Where in the data does the word "cqjyxzs" appear? Find those lines and copy them.

## DATA SUPPLIED
◆ ◆ ◆ ◆ ◆
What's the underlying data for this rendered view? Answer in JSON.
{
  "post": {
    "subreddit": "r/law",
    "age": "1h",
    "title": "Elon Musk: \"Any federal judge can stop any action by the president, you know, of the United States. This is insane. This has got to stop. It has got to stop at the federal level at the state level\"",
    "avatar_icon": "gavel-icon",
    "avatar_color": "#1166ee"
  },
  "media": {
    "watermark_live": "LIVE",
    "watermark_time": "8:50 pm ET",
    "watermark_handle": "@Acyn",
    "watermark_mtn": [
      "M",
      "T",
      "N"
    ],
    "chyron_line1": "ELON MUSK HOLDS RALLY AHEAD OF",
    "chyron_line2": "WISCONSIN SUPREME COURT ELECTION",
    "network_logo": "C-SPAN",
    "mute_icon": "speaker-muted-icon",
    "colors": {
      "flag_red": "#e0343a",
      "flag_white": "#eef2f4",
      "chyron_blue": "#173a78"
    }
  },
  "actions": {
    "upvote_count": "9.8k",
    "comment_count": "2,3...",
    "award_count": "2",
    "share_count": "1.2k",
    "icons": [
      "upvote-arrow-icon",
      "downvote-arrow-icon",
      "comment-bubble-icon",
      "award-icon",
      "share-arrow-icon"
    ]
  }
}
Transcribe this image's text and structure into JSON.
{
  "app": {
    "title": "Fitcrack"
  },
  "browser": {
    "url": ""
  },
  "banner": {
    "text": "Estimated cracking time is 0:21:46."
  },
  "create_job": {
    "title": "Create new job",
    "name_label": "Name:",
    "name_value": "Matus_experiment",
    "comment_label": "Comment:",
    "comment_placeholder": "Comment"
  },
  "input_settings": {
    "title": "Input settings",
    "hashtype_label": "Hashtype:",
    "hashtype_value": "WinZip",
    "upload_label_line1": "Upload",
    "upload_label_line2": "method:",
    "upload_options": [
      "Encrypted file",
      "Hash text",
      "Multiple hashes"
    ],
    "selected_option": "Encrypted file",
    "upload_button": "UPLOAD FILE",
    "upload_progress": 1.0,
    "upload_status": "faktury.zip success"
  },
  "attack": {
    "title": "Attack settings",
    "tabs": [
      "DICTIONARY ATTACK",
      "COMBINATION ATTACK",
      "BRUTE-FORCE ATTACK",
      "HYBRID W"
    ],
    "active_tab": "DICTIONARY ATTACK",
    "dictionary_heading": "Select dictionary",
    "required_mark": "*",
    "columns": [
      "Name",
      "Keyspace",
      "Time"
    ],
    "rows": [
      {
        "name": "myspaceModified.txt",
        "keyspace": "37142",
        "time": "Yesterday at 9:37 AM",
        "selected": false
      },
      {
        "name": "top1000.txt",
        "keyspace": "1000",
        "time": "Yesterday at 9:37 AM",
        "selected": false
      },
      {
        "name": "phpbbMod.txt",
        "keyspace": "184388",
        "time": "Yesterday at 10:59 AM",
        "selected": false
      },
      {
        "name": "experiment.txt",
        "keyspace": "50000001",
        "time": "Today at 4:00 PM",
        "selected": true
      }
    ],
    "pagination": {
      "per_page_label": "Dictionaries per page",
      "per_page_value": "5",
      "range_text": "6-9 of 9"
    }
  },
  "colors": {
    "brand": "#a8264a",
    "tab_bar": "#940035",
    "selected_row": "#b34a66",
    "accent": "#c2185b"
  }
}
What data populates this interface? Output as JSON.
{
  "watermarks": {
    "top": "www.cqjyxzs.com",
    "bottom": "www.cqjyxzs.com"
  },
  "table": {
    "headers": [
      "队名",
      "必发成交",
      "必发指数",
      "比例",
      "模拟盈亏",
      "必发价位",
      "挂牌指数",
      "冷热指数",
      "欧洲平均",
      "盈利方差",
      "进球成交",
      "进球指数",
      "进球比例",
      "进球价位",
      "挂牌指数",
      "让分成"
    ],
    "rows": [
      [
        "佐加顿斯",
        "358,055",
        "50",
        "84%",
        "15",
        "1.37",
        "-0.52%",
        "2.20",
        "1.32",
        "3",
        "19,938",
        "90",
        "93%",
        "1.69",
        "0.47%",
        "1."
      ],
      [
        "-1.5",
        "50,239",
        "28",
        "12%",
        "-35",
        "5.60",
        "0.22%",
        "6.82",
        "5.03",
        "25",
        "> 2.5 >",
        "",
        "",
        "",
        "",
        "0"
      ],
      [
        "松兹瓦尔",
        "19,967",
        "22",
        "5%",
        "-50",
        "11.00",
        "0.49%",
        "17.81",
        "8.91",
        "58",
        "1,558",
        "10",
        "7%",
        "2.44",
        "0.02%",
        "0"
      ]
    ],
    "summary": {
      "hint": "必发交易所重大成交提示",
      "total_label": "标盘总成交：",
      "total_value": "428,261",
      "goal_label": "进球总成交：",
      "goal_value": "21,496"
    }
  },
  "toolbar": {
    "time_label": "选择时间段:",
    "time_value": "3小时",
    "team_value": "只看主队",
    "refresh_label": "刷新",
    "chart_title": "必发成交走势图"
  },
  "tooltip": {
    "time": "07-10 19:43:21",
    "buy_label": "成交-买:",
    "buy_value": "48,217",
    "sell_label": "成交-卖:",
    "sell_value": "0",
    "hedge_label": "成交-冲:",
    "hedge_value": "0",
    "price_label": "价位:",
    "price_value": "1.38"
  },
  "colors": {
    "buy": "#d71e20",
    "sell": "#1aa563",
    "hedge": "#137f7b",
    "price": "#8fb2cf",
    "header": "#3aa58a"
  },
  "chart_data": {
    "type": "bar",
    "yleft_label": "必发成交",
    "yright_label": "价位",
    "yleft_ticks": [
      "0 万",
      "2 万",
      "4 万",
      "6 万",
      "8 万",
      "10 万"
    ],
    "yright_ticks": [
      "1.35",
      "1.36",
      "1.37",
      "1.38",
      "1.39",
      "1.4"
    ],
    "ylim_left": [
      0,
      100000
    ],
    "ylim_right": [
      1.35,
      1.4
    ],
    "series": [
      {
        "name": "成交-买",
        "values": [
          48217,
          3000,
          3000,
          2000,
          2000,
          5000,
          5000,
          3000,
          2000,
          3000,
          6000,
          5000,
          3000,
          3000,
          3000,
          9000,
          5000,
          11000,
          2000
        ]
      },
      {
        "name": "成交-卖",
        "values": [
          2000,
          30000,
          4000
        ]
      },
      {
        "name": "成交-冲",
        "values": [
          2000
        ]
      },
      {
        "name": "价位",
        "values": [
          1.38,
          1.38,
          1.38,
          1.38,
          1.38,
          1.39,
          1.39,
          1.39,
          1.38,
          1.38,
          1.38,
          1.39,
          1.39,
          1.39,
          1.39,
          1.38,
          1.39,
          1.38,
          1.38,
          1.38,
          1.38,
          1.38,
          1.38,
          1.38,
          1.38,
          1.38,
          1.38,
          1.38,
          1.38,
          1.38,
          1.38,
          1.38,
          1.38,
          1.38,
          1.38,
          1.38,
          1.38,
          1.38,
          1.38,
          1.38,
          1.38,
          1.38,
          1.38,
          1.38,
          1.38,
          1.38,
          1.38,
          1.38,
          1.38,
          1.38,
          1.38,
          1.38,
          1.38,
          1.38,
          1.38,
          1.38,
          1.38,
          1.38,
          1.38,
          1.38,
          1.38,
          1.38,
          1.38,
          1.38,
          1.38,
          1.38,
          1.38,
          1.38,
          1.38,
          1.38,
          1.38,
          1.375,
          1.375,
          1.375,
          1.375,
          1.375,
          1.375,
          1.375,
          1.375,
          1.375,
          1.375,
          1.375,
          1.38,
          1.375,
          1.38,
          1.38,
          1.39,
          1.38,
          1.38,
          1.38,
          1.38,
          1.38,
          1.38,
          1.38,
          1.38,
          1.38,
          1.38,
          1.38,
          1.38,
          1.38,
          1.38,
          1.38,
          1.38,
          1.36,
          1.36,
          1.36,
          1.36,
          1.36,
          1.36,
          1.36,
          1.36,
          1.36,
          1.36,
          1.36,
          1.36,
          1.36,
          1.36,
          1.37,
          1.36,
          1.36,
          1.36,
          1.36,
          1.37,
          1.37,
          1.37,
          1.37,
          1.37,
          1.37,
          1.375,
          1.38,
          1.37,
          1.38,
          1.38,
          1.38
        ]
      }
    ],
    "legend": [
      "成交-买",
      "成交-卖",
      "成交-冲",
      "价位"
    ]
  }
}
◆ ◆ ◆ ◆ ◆
## ANSWER SECTION
    "top": "www.cqjyxzs.com",
    "bottom": "www.cqjyxzs.com"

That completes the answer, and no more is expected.